Coronavirus and Palliative Care
Home health care providers are receiving more requests to provide palliative care to patients with lingering effects from the coronavirus disease 2019 (COVID-19). Some companies are expanding their services to meet the growing need.
Since the COVID-19 outbreak began, Dr. Matthew Kestenbaum, chief medical officer for Capital Caring Health, said the organization has seen an increase in the number of requests from hospitals and community agencies for palliative care consultations.
Palliative care focuses on improving the quality of life for people living with chronic and life-threatening illnesses, like cancer and chronic obstructive pulmonary disease.
Palliative care services are delivered by a team of professionals that develop a care plan for the patient, and ways to support the patient’s family members. This team can include:
- Home health care agencies
- Social workers
- Psychiatrists or psychologists
The palliative services, which can include pain management, and physical therapy, vary, depending on the patient’s need. The goal is to do most of the services at home.
Hospice is the most familiar type of palliative care. But, hospice is reserved for people who have six months or less to live. People who expect to recover from a curable illness can also benefit from palliative care.
Are There Long-Term Effects From COVID-19?
COVID-19 is called “novel” because it is a new coronavirus that has not been previously identified, according to the Centers for Disease Control and Prevention (CDC). As a result, scientists have not been able to study the disease’s long-term effects on COVID-19 survivors.
Medical doctors, however, are seeing a variety of lingering symptoms in patients who recovered weeks and months ago from COVID-19. The most commonly reported symptoms include:
- Difficulty concentrating
- Extreme Fatigue
- Intermittent low-grade fevers
- Muscle aches
- Shortness of breath
Besides lingering symptoms, doctors are also seeing the damage COVID-19 has done that would make patients eligible for palliative care.
Coronavirus Disease Leading to Strokes, Heart Damage
When the coronavirus disease first hit earlier this year, public health officials warned that adults over 65 years old with underlying medical conditions were more at risk than the younger population for developing the virus.

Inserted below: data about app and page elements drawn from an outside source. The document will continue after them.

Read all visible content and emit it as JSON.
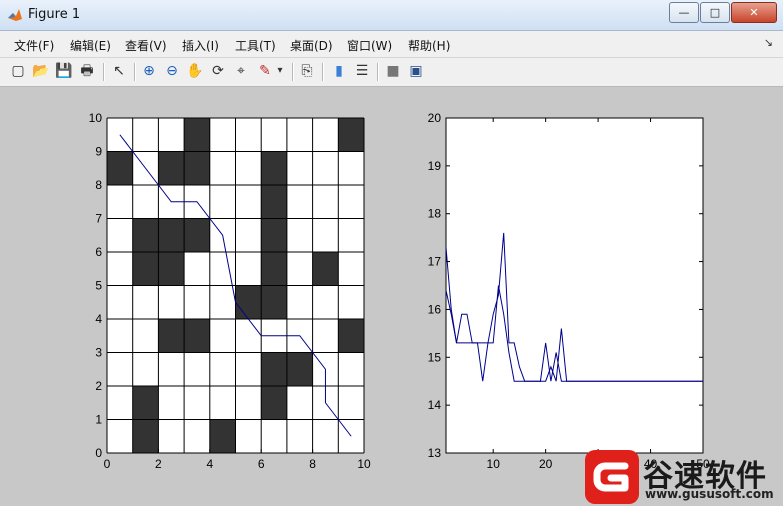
{
  "window": {
    "title": "Figure 1",
    "buttons": {
      "minimize": "—",
      "maximize": "□",
      "close": "✕"
    }
  },
  "menubar": {
    "items": [
      "文件(F)",
      "编辑(E)",
      "查看(V)",
      "插入(I)",
      "工具(T)",
      "桌面(D)",
      "窗口(W)",
      "帮助(H)"
    ],
    "overflow": "↘"
  },
  "toolbar": {
    "buttons": [
      {
        "name": "new-figure-icon",
        "glyph": "▢"
      },
      {
        "name": "open-file-icon",
        "glyph": "📂"
      },
      {
        "name": "save-icon",
        "glyph": "💾"
      },
      {
        "name": "print-icon",
        "glyph": "🖶"
      },
      {
        "name": "pointer-icon",
        "glyph": "↖"
      },
      {
        "name": "zoom-in-icon",
        "glyph": "⊕"
      },
      {
        "name": "zoom-out-icon",
        "glyph": "⊖"
      },
      {
        "name": "pan-icon",
        "glyph": "✋"
      },
      {
        "name": "rotate-3d-icon",
        "glyph": "⟳"
      },
      {
        "name": "data-cursor-icon",
        "glyph": "⌖"
      },
      {
        "name": "brush-icon",
        "glyph": "✎"
      },
      {
        "name": "brush-dropdown-icon",
        "glyph": "▾"
      },
      {
        "name": "link-plot-icon",
        "glyph": "⎘"
      },
      {
        "name": "colorbar-icon",
        "glyph": "▮"
      },
      {
        "name": "legend-icon",
        "glyph": "☰"
      },
      {
        "name": "hide-plot-tools-icon",
        "glyph": "■"
      },
      {
        "name": "show-plot-tools-icon",
        "glyph": "▣"
      }
    ]
  },
  "colors": {
    "obstacle": "#333333",
    "path_line": "#00008b",
    "watermark_red": "#e0201a"
  },
  "watermark": {
    "brand": "谷速软件",
    "url": "www.gususoft.com"
  },
  "chart_data": [
    {
      "type": "line",
      "title": "",
      "xlabel": "",
      "ylabel": "",
      "xlim": [
        0,
        10
      ],
      "ylim": [
        0,
        10
      ],
      "xticks": [
        0,
        2,
        4,
        6,
        8,
        10
      ],
      "yticks": [
        0,
        1,
        2,
        3,
        4,
        5,
        6,
        7,
        8,
        9,
        10
      ],
      "grid": "10x10 cells",
      "obstacles": [
        [
          3,
          9
        ],
        [
          9,
          9
        ],
        [
          0,
          8
        ],
        [
          2,
          8
        ],
        [
          3,
          8
        ],
        [
          6,
          8
        ],
        [
          6,
          7
        ],
        [
          1,
          6
        ],
        [
          2,
          6
        ],
        [
          3,
          6
        ],
        [
          6,
          6
        ],
        [
          1,
          5
        ],
        [
          2,
          5
        ],
        [
          6,
          5
        ],
        [
          8,
          5
        ],
        [
          5,
          4
        ],
        [
          6,
          4
        ],
        [
          2,
          3
        ],
        [
          3,
          3
        ],
        [
          9,
          3
        ],
        [
          6,
          2
        ],
        [
          7,
          2
        ],
        [
          1,
          1
        ],
        [
          6,
          1
        ],
        [
          1,
          0
        ],
        [
          4,
          0
        ]
      ],
      "series": [
        {
          "x": [
            0.5,
            1.0,
            1.5,
            2.0,
            2.5,
            3.0,
            3.5,
            4.0,
            4.5,
            5.0,
            5.5,
            6.0,
            6.5,
            7.0,
            7.5,
            8.0,
            8.5,
            8.5,
            9.0,
            9.5
          ],
          "y": [
            9.5,
            9.0,
            8.5,
            8.0,
            7.5,
            7.5,
            7.5,
            7.0,
            6.5,
            4.5,
            4.0,
            3.5,
            3.5,
            3.5,
            3.5,
            3.0,
            2.5,
            1.5,
            1.0,
            0.5
          ]
        }
      ]
    },
    {
      "type": "line",
      "title": "",
      "xlabel": "",
      "ylabel": "",
      "xlim": [
        1,
        50
      ],
      "ylim": [
        13,
        20
      ],
      "xticks": [
        10,
        20,
        30,
        40,
        50
      ],
      "yticks": [
        13,
        14,
        15,
        16,
        17,
        18,
        19,
        20
      ],
      "series": [
        {
          "x": [
            1,
            2,
            3,
            4,
            5,
            6,
            7,
            8,
            9,
            10,
            11,
            12,
            13,
            14,
            15,
            16,
            17,
            18,
            19,
            20,
            21,
            22,
            23,
            24,
            25,
            30,
            35,
            40,
            45,
            50
          ],
          "y": [
            17.3,
            16.0,
            15.3,
            15.9,
            15.9,
            15.3,
            15.3,
            14.5,
            15.3,
            15.3,
            16.5,
            15.9,
            15.1,
            14.5,
            14.5,
            14.5,
            14.5,
            14.5,
            14.5,
            15.3,
            14.5,
            15.1,
            14.5,
            14.5,
            14.5,
            14.5,
            14.5,
            14.5,
            14.5,
            14.5
          ]
        },
        {
          "x": [
            1,
            2,
            3,
            4,
            5,
            6,
            7,
            8,
            9,
            10,
            11,
            12,
            13,
            14,
            15,
            16,
            17,
            18,
            19,
            20,
            21,
            22,
            23,
            24,
            25,
            30,
            35,
            40,
            45,
            50
          ],
          "y": [
            16.4,
            15.9,
            15.3,
            15.3,
            15.3,
            15.3,
            15.3,
            15.3,
            15.3,
            15.9,
            16.3,
            17.6,
            15.3,
            15.3,
            14.8,
            14.5,
            14.5,
            14.5,
            14.5,
            14.5,
            14.8,
            14.5,
            15.6,
            14.5,
            14.5,
            14.5,
            14.5,
            14.5,
            14.5,
            14.5
          ]
        }
      ]
    }
  ]
}
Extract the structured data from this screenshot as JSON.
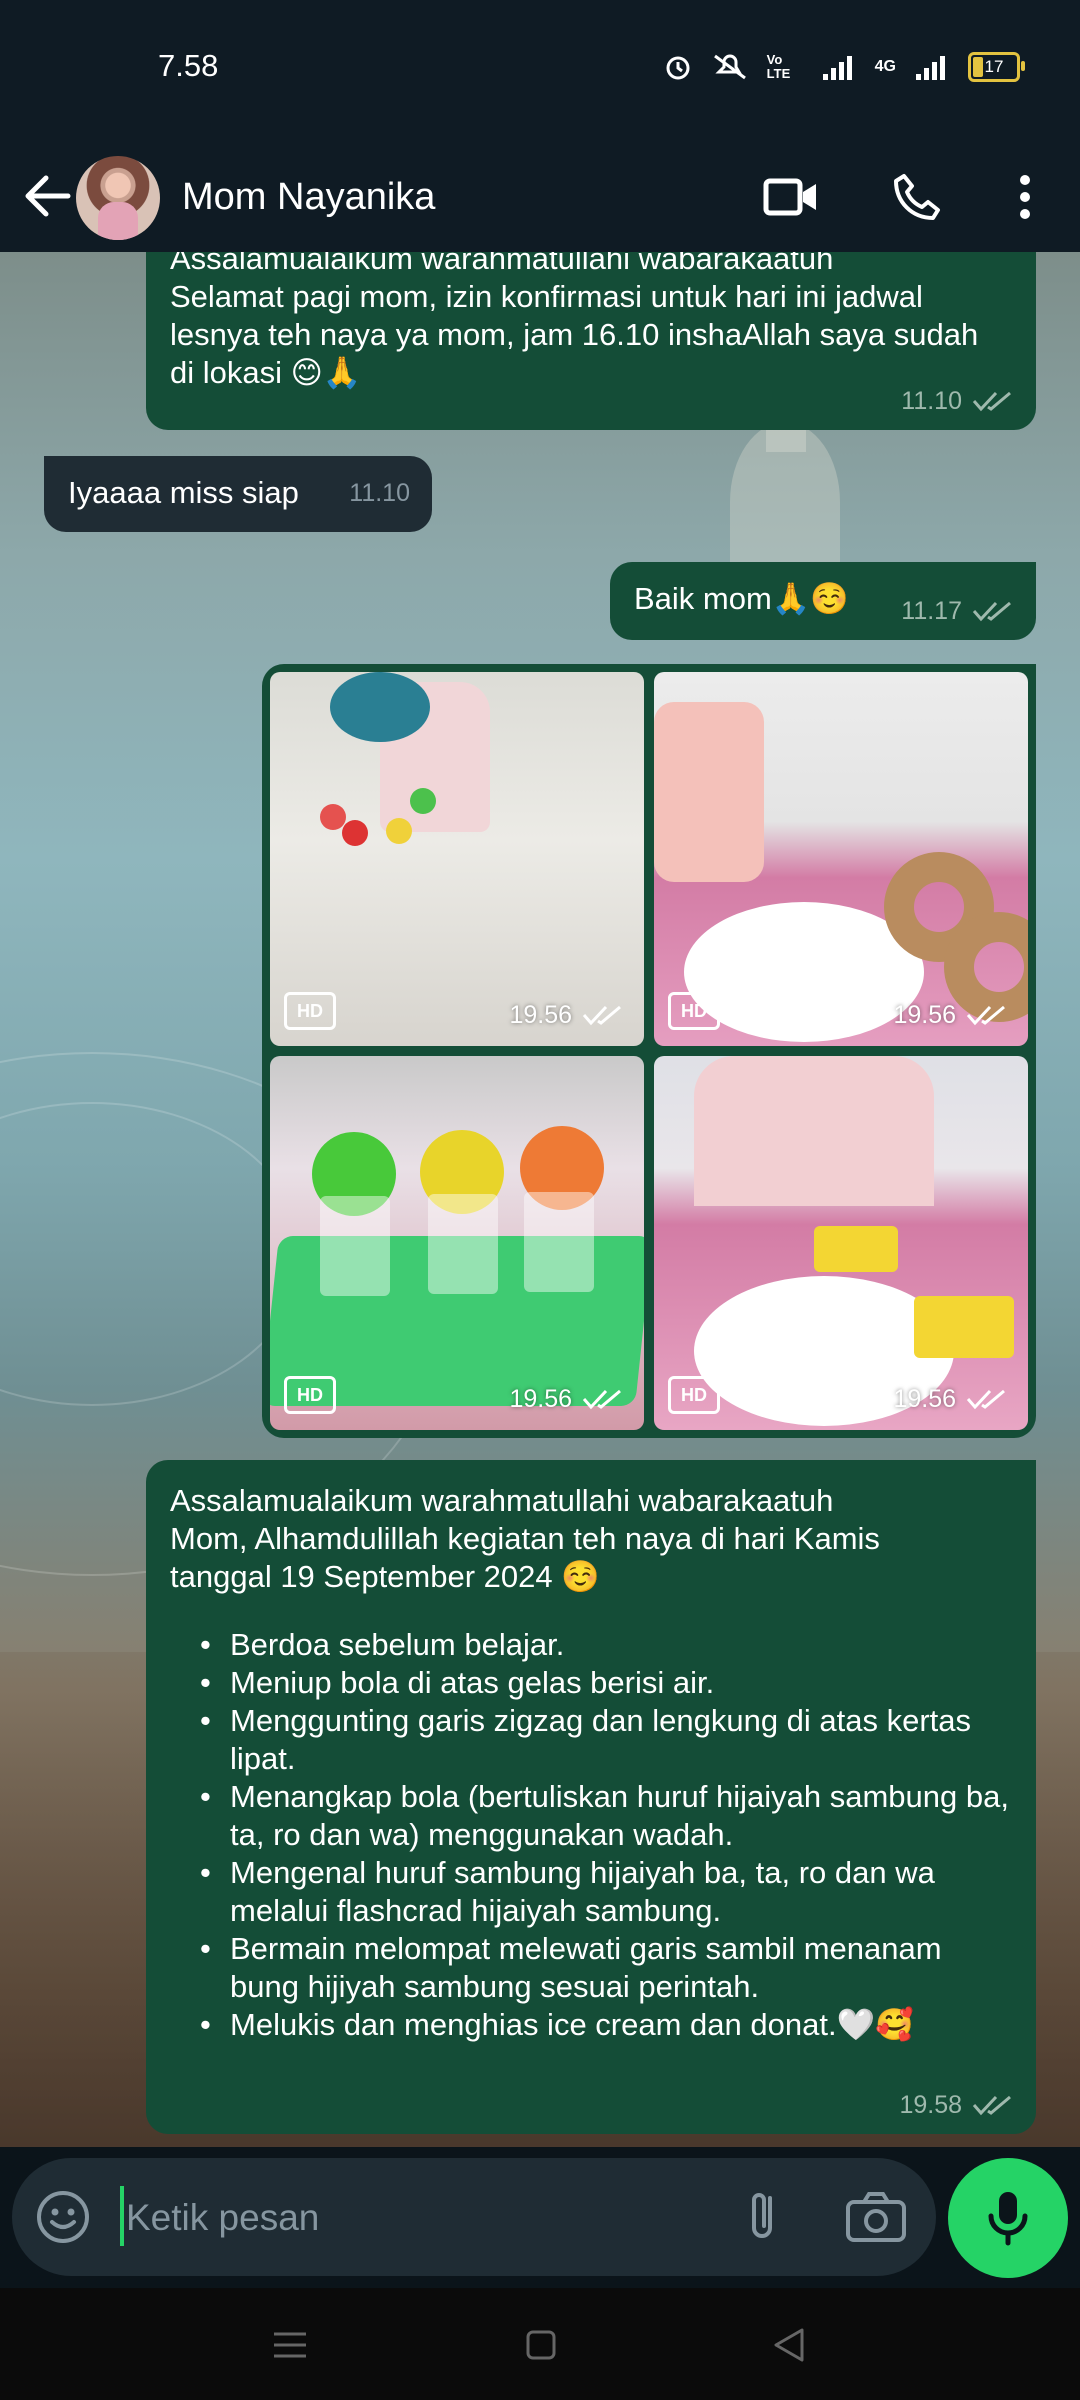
{
  "status_bar": {
    "time": "7.58",
    "volte": "Vo LTE",
    "network": "4G",
    "battery": "17"
  },
  "header": {
    "contact_name": "Mom Nayanika"
  },
  "messages": [
    {
      "direction": "out",
      "lines": [
        "Assalamualaikum warahmatullahi wabarakaatuh",
        "Selamat pagi mom, izin konfirmasi untuk hari ini jadwal lesnya teh naya ya mom, jam 16.10 inshaAllah saya sudah di lokasi 😊🙏"
      ],
      "time": "11.10"
    },
    {
      "direction": "in",
      "text": "Iyaaaa miss siap",
      "time": "11.10"
    },
    {
      "direction": "out",
      "text": "Baik mom🙏☺️",
      "time": "11.17"
    },
    {
      "direction": "out",
      "type": "album",
      "photos": [
        {
          "badge": "HD",
          "time": "19.56"
        },
        {
          "badge": "HD",
          "time": "19.56"
        },
        {
          "badge": "HD",
          "time": "19.56"
        },
        {
          "badge": "HD",
          "time": "19.56"
        }
      ]
    },
    {
      "direction": "out",
      "intro": [
        "Assalamualaikum warahmatullahi wabarakaatuh",
        "Mom, Alhamdulillah kegiatan teh naya di hari Kamis tanggal 19 September 2024 ☺️"
      ],
      "items": [
        "Berdoa sebelum belajar.",
        "Meniup bola di atas gelas berisi air.",
        "Menggunting garis zigzag dan lengkung di atas kertas lipat.",
        "Menangkap bola (bertuliskan huruf hijaiyah sambung ba, ta, ro dan wa) menggunakan wadah.",
        "Mengenal huruf sambung hijaiyah ba, ta, ro dan wa melalui flashcrad hijaiyah sambung.",
        "Bermain melompat melewati garis sambil menanam bung hijiyah sambung sesuai perintah.",
        "Melukis dan menghias ice cream dan donat.🤍🥰"
      ],
      "time": "19.58"
    }
  ],
  "composer": {
    "placeholder": "Ketik pesan"
  },
  "icons": {
    "back": "arrow-left-icon",
    "video": "video-camera-icon",
    "call": "phone-icon",
    "more": "more-vertical-icon",
    "emoji": "emoji-icon",
    "attach": "paperclip-icon",
    "camera": "camera-icon",
    "mic": "microphone-icon"
  },
  "colors": {
    "outgoing_bubble": "#144d37",
    "incoming_bubble": "#1f2c34",
    "accent": "#25d366",
    "header": "#0f1b24"
  }
}
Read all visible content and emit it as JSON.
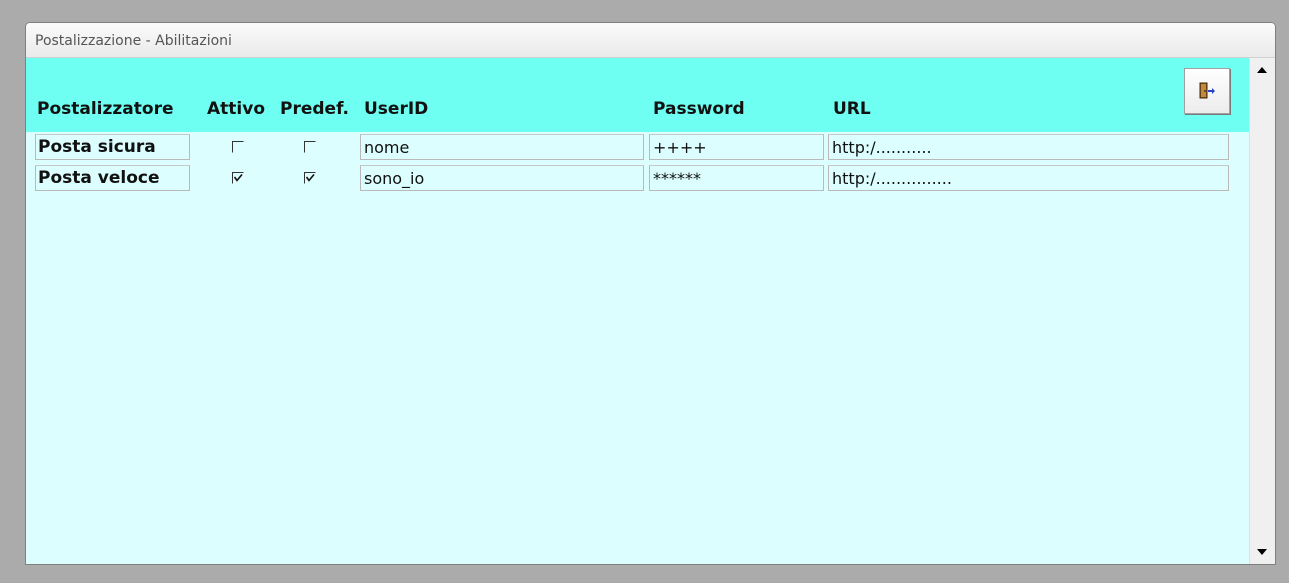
{
  "window": {
    "title": "Postalizzazione - Abilitazioni"
  },
  "columns": {
    "postalizzatore": "Postalizzatore",
    "attivo": "Attivo",
    "predef": "Predef.",
    "userid": "UserID",
    "password": "Password",
    "url": "URL"
  },
  "toolbar": {
    "exit_icon": "exit-door-icon"
  },
  "rows": [
    {
      "name": "Posta sicura",
      "attivo": false,
      "predef": false,
      "userid": "nome",
      "password": "++++",
      "url": "http:/..........."
    },
    {
      "name": "Posta veloce",
      "attivo": true,
      "predef": true,
      "userid": "sono_io",
      "password": "******",
      "url": "http:/..............."
    }
  ],
  "colors": {
    "header": "#6efff2",
    "background": "#dcfefe"
  }
}
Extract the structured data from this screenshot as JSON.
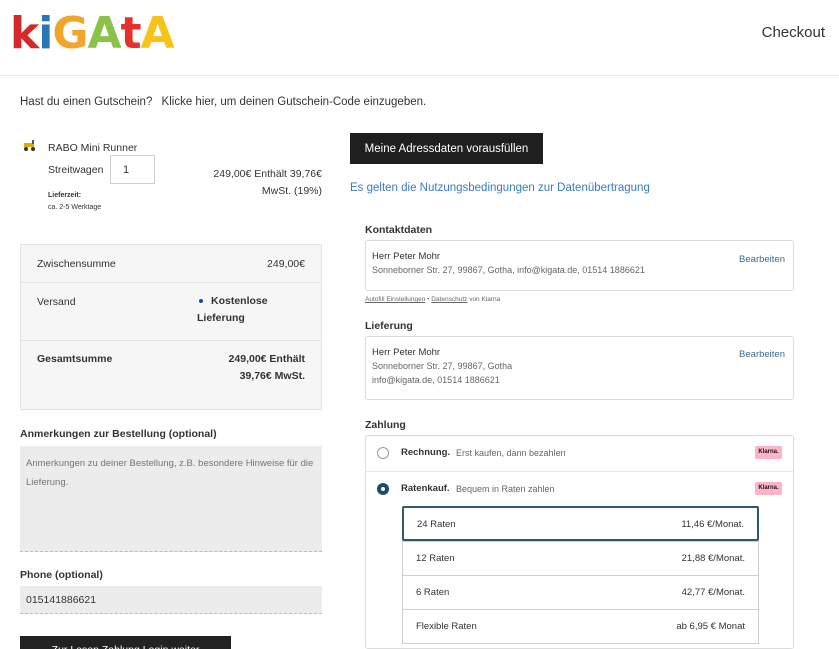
{
  "header": {
    "logo_letters": [
      {
        "ch": "k",
        "color": "#d6282b"
      },
      {
        "ch": "i",
        "color": "#2a74b8"
      },
      {
        "ch": "G",
        "color": "#f2a52b"
      },
      {
        "ch": "A",
        "color": "#8bc34a"
      },
      {
        "ch": "t",
        "color": "#e5322d"
      },
      {
        "ch": "A",
        "color": "#f6c31a"
      }
    ],
    "title": "Checkout"
  },
  "coupon": {
    "question": "Hast du einen Gutschein?",
    "link": "Klicke hier, um deinen Gutschein-Code einzugeben."
  },
  "product": {
    "icon": "product-thumbnail-icon",
    "name": "RABO Mini Runner",
    "variant": "Streitwagen",
    "quantity": "1",
    "price": "249,00€ Enthält 39,76€ MwSt. (19%)",
    "delivery_label": "Lieferzeit:",
    "delivery_value": "ca. 2-5 Werktage"
  },
  "totals": {
    "subtotal_label": "Zwischensumme",
    "subtotal_value": "249,00€",
    "shipping_label": "Versand",
    "shipping_value": "Kostenlose Lieferung",
    "total_label": "Gesamtsumme",
    "total_value": "249,00€ Enthält 39,76€ MwSt."
  },
  "notes": {
    "label": "Anmerkungen zur Bestellung (optional)",
    "placeholder": "Anmerkungen zu deiner Bestellung, z.B. besondere Hinweise für die Lieferung."
  },
  "phone": {
    "label": "Phone (optional)",
    "value": "015141886621"
  },
  "bottom_button": {
    "label": "Zur Lesen Zahlung Login weiter"
  },
  "prefill": {
    "button_label": "Meine Adressdaten vorausfüllen",
    "terms_link": "Es gelten die Nutzungsbedingungen zur Datenübertragung"
  },
  "contact": {
    "title": "Kontaktdaten",
    "name": "Herr Peter Mohr",
    "details": "Sonneborner Str. 27, 99867, Gotha, info@kigata.de, 01514 1886621",
    "edit": "Bearbeiten"
  },
  "klarna_footer": {
    "autofill": "Autofill Einstellungen",
    "separator": " • ",
    "privacy": "Datenschutz",
    "suffix": " von Klarna"
  },
  "delivery": {
    "title": "Lieferung",
    "name": "Herr Peter Mohr",
    "address": "Sonneborner Str. 27, 99867, Gotha",
    "contact": "info@kigata.de, 01514 1886621",
    "edit": "Bearbeiten"
  },
  "payment": {
    "title": "Zahlung",
    "badge": "Klarna.",
    "methods": [
      {
        "name": "Rechnung.",
        "desc": "Erst kaufen, dann bezahlen",
        "selected": false
      },
      {
        "name": "Ratenkauf.",
        "desc": "Bequem in Raten zahlen",
        "selected": true
      }
    ],
    "plans": [
      {
        "label": "24 Raten",
        "amount": "11,46 €/Monat.",
        "selected": true
      },
      {
        "label": "12 Raten",
        "amount": "21,88 €/Monat.",
        "selected": false
      },
      {
        "label": "6 Raten",
        "amount": "42,77 €/Monat.",
        "selected": false
      },
      {
        "label": "Flexible Raten",
        "amount": "ab 6,95 € Monat",
        "selected": false
      }
    ]
  }
}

Doctors are now treating blood clots, strokes, lung problems, kidney disease, and other serious conditions in adults under 65 years old who recovered from COVID-19.
A report in the New England Journal of Medicine told of a previously healthy 33-year-old New York woman who had numbness and weakness in her left arm and leg for about 28 hours. She was reluctant to go to the hospital because of COVID-19. By the time she went to the hospital, test results showed the woman had suffered a stroke. The woman also tested positive for COVID-19.
According to the American College of Cardiology, doctors are seeing patients who developed COVID-19 suffering acute-onset heart failure, heart attacks, myocarditis (inflammation of the heart muscle), and cardiac arrest.
Recovered COVID-19 patients are also showing signs of kidney damage. According to the International Society of Nephrology, kidney abnormalities were seen in 25-50 percent of patients who were hospitalized for a severe coronavirus infection.
Some patients had no underlying kidney problems before they were infected with the coronavirus, said Dr. C. John Sperati, an associate professor of medicine at the Johns Hopkins University School of Medicine. In some cases, Sperati said the kidney damage was severe enough for patients to undergo dialysis.
Scientists at Scripps Research Institute reviewed a study of asymptomatic COVID-19 patients from a cruise ship. CT scans conducted on 54 percent of 76 asymptomatic individuals showed “significant subclinical lung abnormalities.” According to scientists, this raises the possibility that COVID-19 infection impacts lung function that might not be immediately apparent. The scientists said further research is needed to confirm the potential significance of this finding.
Sometimes, the treatment for coronavirus, whether on a ventilator, in the intensive care unit, or with drugs, could possibly cause damage. However, researchers have yet to determine whether COVID-19 treatments actually caused damage.
Doctors Urged to “Embrace” Palliative Care for COVID-19 Patients
The various challenges associated with the coronavirus pandemic has forced surgeons to re-evaluate how patients are treated, according to an article in JAMA (Journal of the American Medical Association) Surgery.
The article further stated that the crisis presents surgeons with an “unprecedented opportunity to embrace palliative care” to face this pandemic.
Home health providers are also taking the COVID-19 pandemic as an opportunity to expand their services to include palliative care.